Record Type: Non-Journal
Publication Date: 1976-Apr-19
Pages: 10
Abstractor: N/A
Reference Count: N/A
Early Childhood Rearing Practices in the People's Republic of China.
Alston, Frances Kemper
This paper describes and interprets observations of Chinese children made by an American early childhood educator during a 3-week visit to the People's Republic of China in 1975. It was observed that Chinese infants dispalyed no anxiety when approached by strangers. Toddlers evidenced none of the rebelliousness associated with American children of the same age, even when expected to share toys or sit in chairs for long periods of time. Caretakers gave these children consistent, affectionate physical stimulation. In the primary schools (for children aged 7-12), large group lessons and recitation as well as out of class tutoring for slow learners appeared to be planned so as to preclude failure by any child. School children were found to be friendly, bright, and spontaneous, but conforming. Their conformity is attributed to careful management of aggression in the schools and society. It is concluded that (1) some developmental landmarks which Americans accept as universal are actually culture bound, and (2) the control of competition, aggression and violence within a society does not necessarily eliminate such qualities as liveliness, initiative and self reliance, but it does appear to require the sacrificing of individuality. (CW)
Publication Type: Speeches/Meeting Papers
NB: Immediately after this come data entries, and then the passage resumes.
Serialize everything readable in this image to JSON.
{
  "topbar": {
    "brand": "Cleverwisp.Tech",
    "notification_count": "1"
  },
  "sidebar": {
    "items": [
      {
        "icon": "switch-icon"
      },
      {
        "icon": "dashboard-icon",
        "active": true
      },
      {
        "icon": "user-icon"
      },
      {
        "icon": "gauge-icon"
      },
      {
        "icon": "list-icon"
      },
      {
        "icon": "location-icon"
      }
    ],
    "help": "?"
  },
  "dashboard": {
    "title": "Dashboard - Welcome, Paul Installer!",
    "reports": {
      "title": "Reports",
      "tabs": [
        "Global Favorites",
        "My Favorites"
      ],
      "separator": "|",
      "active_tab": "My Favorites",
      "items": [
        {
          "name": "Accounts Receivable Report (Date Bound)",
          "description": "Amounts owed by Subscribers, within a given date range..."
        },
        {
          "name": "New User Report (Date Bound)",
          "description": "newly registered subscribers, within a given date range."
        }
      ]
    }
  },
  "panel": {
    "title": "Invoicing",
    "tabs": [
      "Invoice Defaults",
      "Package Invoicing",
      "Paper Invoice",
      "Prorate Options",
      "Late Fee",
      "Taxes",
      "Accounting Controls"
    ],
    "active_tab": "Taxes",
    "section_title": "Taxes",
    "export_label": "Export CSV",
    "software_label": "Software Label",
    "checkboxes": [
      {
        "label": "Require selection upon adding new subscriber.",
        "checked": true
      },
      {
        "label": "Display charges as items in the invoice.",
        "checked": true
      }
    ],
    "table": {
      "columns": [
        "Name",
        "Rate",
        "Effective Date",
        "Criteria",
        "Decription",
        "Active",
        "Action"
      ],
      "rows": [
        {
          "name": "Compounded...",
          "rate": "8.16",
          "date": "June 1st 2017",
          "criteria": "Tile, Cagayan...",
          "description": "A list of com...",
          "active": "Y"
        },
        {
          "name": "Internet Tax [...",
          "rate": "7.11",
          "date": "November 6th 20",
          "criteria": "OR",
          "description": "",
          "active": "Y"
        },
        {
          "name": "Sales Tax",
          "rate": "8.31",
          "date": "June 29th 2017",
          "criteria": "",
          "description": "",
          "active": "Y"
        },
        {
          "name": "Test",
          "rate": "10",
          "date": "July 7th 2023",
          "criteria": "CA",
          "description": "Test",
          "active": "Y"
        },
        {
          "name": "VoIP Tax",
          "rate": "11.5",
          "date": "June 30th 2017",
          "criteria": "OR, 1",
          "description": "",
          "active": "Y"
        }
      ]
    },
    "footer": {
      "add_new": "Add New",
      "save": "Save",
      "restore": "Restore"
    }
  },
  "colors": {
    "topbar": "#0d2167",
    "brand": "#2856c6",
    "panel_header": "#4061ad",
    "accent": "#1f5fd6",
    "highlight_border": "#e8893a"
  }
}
Education Level: N/A
Audience: N/A
Language: N/A
Sponsor: N/A
Authoring Institution: N/A
Identifiers - Location: China